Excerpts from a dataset
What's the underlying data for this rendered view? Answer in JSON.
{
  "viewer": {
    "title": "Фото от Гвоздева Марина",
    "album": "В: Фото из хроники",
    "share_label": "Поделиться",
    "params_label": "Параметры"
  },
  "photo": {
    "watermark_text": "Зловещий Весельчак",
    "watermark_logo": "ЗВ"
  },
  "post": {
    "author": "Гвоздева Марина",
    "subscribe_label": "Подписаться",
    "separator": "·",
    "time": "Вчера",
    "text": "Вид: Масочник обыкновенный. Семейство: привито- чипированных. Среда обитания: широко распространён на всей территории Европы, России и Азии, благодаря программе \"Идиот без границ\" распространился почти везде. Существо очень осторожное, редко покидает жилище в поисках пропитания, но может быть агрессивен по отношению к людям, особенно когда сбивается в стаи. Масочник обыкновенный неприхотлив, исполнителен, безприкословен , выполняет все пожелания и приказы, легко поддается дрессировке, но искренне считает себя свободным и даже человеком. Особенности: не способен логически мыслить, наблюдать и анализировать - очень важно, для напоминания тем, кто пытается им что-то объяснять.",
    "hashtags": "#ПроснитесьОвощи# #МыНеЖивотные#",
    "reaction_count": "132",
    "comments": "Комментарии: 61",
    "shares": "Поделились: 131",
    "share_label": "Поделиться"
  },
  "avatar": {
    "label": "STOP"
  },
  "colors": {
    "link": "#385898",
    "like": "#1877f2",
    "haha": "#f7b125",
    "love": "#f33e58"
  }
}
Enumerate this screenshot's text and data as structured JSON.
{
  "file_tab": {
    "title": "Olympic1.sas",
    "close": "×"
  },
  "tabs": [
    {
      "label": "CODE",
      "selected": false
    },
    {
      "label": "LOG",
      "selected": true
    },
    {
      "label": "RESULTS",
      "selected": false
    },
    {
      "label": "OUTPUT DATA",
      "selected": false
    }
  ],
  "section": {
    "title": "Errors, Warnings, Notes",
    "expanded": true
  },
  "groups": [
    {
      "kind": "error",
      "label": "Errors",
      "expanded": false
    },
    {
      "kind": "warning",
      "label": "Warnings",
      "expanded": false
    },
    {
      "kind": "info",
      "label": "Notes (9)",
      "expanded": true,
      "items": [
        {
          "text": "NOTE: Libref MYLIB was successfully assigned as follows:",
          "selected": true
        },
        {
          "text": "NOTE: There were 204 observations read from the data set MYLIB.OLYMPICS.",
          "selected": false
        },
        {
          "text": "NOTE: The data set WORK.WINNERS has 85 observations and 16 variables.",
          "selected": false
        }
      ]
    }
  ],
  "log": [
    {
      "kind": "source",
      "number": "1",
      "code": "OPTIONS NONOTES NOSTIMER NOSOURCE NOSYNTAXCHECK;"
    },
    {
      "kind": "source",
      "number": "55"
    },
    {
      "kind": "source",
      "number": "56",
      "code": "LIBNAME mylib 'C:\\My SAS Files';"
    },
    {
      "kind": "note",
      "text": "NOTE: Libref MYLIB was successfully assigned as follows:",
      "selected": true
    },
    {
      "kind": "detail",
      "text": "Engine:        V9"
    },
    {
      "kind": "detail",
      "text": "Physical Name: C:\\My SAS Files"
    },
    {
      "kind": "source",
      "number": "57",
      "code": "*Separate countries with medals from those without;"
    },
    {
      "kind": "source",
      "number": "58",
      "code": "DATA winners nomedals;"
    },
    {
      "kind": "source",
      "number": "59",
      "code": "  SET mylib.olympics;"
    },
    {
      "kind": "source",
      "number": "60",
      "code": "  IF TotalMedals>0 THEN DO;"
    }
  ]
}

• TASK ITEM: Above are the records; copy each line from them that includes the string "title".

• EXERCISE RESPONSE:
    "title": "Фото от Гвоздева Марина",
    "title": "Olympic1.sas",
    "title": "Errors, Warnings, Notes",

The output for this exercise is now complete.